Don't overlook bruised and battered items, which many farmers market vendors sell at a discount. "They're perfect for pickles, salsas and chutneys, and can really help stretch your budget," Wright says. Pickling doesn't have to be a laborious process. "You can quick-pickle just about anything in 10 minutes and it will keep in the fridge for about a month," she says. (Southern Living offers a number of quick-pickle recipes, like this one for pickled cucumbers.)
When it comes to storing fresh produce, "almost everyone is making some type of mistake," Wright says. Remove produce from bags and take off ties and rubber bands, since pressure causes bruising. Wright's biggest pet peeve is putting tomatoes in the fridge. Other items to keep at room temperature: avocados and stone fruits like peaches, plums and nectarines. Fruits that emit a gas called ethylene can cause ethylene-sensitive produce to spoil if stored together, so keep your apples separate from your strawberries.
When you come home with shopping bags bursting at the seams, freeze some veggies for future use. "Most green vegetables and even corn kernels you've stripped from the cob will reheat beautifully for stir-fries," Wright says. Before freezing, blanch your veggies quickly in boiling water and plunge them into an ice bath. Then pat them dry with paper towels and freeze flat in zippered plastic bags.
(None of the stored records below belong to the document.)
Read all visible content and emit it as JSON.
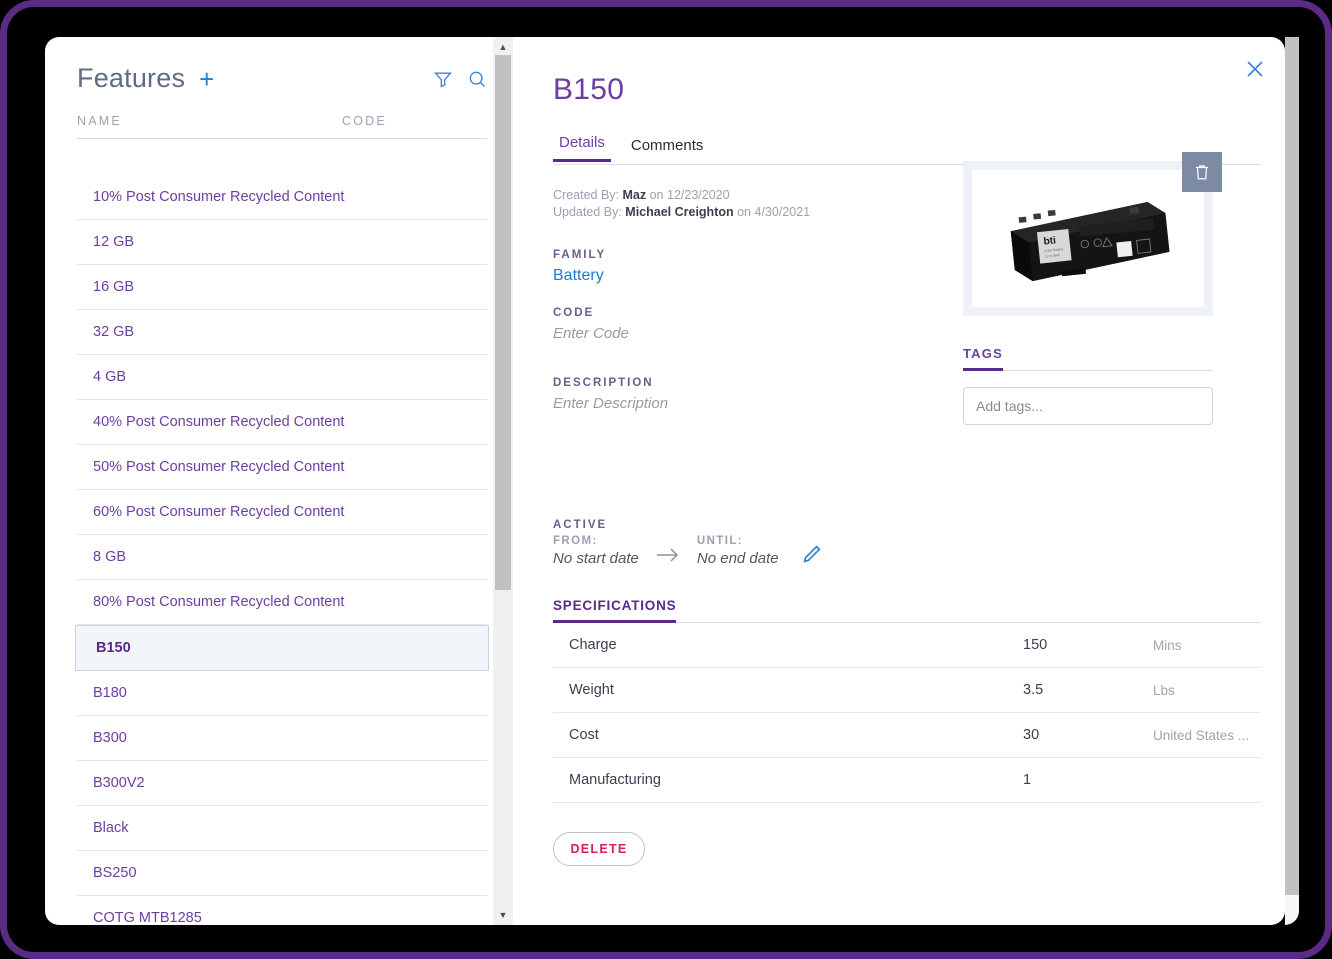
{
  "frame": {
    "border_color": "#5b2a86",
    "background": "#000000"
  },
  "list": {
    "title": "Features",
    "add_label": "+",
    "icons": {
      "filter": "filter-icon",
      "search": "search-icon"
    },
    "columns": {
      "name": "NAME",
      "code": "CODE"
    },
    "items": [
      {
        "name": "10% Post Consumer Recycled Content",
        "code": "",
        "selected": false
      },
      {
        "name": "12 GB",
        "code": "",
        "selected": false
      },
      {
        "name": "16 GB",
        "code": "",
        "selected": false
      },
      {
        "name": "32 GB",
        "code": "",
        "selected": false
      },
      {
        "name": "4 GB",
        "code": "",
        "selected": false
      },
      {
        "name": "40% Post Consumer Recycled Content",
        "code": "",
        "selected": false
      },
      {
        "name": "50% Post Consumer Recycled Content",
        "code": "",
        "selected": false
      },
      {
        "name": "60% Post Consumer Recycled Content",
        "code": "",
        "selected": false
      },
      {
        "name": "8 GB",
        "code": "",
        "selected": false
      },
      {
        "name": "80% Post Consumer Recycled Content",
        "code": "",
        "selected": false
      },
      {
        "name": "B150",
        "code": "",
        "selected": true
      },
      {
        "name": "B180",
        "code": "",
        "selected": false
      },
      {
        "name": "B300",
        "code": "",
        "selected": false
      },
      {
        "name": "B300V2",
        "code": "",
        "selected": false
      },
      {
        "name": "Black",
        "code": "",
        "selected": false
      },
      {
        "name": "BS250",
        "code": "",
        "selected": false
      },
      {
        "name": "COTG MTB1285",
        "code": "",
        "selected": false
      }
    ]
  },
  "detail": {
    "title": "B150",
    "close_label": "✕",
    "tabs": [
      {
        "label": "Details",
        "active": true
      },
      {
        "label": "Comments",
        "active": false
      }
    ],
    "meta": {
      "created_prefix": "Created By:",
      "created_by": "Maz",
      "created_on": "on 12/23/2020",
      "updated_prefix": "Updated By:",
      "updated_by": "Michael Creighton",
      "updated_on": "on 4/30/2021"
    },
    "family": {
      "label": "FAMILY",
      "value": "Battery"
    },
    "code": {
      "label": "CODE",
      "placeholder": "Enter Code"
    },
    "description": {
      "label": "DESCRIPTION",
      "placeholder": "Enter Description"
    },
    "active": {
      "label": "ACTIVE",
      "from_label": "FROM:",
      "from_value": "No start date",
      "until_label": "UNTIL:",
      "until_value": "No end date",
      "edit_icon": "pencil-icon",
      "arrow_icon": "arrow-right-icon"
    },
    "image": {
      "alt": "battery-product-image",
      "brand": "bti",
      "delete_icon": "trash-icon"
    },
    "tags": {
      "label": "TAGS",
      "placeholder": "Add tags...",
      "value": ""
    },
    "specifications": {
      "label": "SPECIFICATIONS",
      "rows": [
        {
          "name": "Charge",
          "value": "150",
          "unit": "Mins"
        },
        {
          "name": "Weight",
          "value": "3.5",
          "unit": "Lbs"
        },
        {
          "name": "Cost",
          "value": "30",
          "unit": "United States ..."
        },
        {
          "name": "Manufacturing",
          "value": "1",
          "unit": ""
        }
      ]
    },
    "delete_button": {
      "label": "DELETE",
      "color": "#d81e5b"
    }
  }
}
Because flavors peak in summer, Wright says, you shouldn't overcook or heavily season your vegetables. Salt, pepper and olive oil are usually all you'll need. To maximize flavor, she suggests a 10-minute roast in a hot (450 F) oven or a quick sear in a sauté pan. "And don't underestimate the deliciousness of raw," she says. Wright likes to make salsa with raw corn kernels and thin zucchini "noodles" created with a mandolin or vegetable peeler. "I macerate them with olive oil and herbs and don't even bother cooking them." For more tastes of summer, check out our game-changing potato salad recipes.